How is it with positive moral imperatives, not just refraining from harm but deliberately treating others with care and consideration? Can our interest in freedom and tranquility motivate us to be friendly and philanthropic? Stoic philosophers had traditionally argued that our instincts for self-preservation are combined with powerful social instincts, starting with family life and extending to local community and beyond. Epictetus does not address this doctrine explicitly in this book’s material, but his endorsement of it is evident in numerous passages. He presupposes interest in supporting friends and country on condition that one maintains an honorable character in so acting. He has much to say about appropriate “role-play” in family relationships, with emphasis on what is incumbent on oneself as distinct from what one can expect in return. Here too his focus on freedom from disabling emotions comes forcefully into play, with the deadly quarrel between the sons of Oedipus, competing for the throne, being one of his most telling counter-examples.
His memento mori warnings concerning wife and children touch a bleak note—until we reflect on the prevalence of infant mortality and premature death in his time. Rather than insensitivity, they betoken the strongest possible recommendation to care for loved ones as long as we are permitted to have them. The emotional freedom at the heart of his message has enormous ethical import in the space it provides for us and what we can do. Seneca, writing at the time of Nero, had said it memorably: “Freedom is the prize we are working for: not being a slave to anything—not to compulsion, not to chance events—making fortune meet us on a level playing field.”
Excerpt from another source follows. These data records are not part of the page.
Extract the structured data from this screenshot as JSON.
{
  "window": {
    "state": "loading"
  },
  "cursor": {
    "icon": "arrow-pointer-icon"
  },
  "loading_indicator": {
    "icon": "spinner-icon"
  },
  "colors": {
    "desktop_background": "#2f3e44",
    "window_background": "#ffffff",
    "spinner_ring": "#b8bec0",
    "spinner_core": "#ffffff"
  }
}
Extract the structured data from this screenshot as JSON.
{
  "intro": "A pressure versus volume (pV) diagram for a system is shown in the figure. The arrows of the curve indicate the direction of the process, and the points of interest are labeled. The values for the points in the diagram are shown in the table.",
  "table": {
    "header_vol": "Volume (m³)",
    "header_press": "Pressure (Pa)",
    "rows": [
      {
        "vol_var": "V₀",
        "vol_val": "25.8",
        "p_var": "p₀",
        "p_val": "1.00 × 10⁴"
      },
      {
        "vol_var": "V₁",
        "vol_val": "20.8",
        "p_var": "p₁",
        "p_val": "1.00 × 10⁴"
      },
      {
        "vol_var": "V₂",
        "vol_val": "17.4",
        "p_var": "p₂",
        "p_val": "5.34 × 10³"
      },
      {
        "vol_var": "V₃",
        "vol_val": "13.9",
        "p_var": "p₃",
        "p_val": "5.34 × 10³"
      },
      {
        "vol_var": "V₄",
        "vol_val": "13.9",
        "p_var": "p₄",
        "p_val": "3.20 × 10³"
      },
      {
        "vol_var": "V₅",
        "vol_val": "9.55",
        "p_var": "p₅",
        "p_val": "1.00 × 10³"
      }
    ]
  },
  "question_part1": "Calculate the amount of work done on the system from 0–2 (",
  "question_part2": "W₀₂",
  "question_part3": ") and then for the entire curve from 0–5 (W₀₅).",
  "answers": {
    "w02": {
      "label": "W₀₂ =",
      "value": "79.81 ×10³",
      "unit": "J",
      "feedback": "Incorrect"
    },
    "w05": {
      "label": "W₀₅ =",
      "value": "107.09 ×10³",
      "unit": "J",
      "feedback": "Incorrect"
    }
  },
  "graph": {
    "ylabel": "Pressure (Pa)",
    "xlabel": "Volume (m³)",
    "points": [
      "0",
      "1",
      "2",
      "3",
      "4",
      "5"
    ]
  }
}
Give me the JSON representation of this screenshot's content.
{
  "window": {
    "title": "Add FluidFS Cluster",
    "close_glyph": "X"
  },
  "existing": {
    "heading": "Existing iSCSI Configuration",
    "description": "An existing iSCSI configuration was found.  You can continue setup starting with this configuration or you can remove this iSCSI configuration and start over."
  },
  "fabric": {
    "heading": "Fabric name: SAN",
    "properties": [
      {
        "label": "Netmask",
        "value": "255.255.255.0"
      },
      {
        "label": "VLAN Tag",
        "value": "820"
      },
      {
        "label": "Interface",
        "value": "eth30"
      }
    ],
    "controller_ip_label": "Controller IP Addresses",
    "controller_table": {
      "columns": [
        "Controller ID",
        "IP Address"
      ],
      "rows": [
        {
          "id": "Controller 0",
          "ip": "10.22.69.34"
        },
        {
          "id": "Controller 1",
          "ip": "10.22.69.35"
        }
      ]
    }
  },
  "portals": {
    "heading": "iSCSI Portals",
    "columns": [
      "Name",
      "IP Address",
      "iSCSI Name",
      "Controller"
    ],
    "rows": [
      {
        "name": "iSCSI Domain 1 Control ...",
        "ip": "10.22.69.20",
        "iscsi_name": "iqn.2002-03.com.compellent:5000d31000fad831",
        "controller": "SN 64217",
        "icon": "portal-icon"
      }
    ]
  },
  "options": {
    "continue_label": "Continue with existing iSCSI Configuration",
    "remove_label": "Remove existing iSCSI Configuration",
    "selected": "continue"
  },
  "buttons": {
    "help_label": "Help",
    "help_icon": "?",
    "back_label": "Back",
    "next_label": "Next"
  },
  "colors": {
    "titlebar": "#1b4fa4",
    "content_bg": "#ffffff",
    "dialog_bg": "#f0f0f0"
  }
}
Excerpted from How to Be Free: An Ancient Guide to the Stoic Life, Encheiridion and Selections from Discourses by Epictetus, translated and with an introduction by A.A. Long. Copyright © 2018 by Princeton University Press. Reprinted by permission.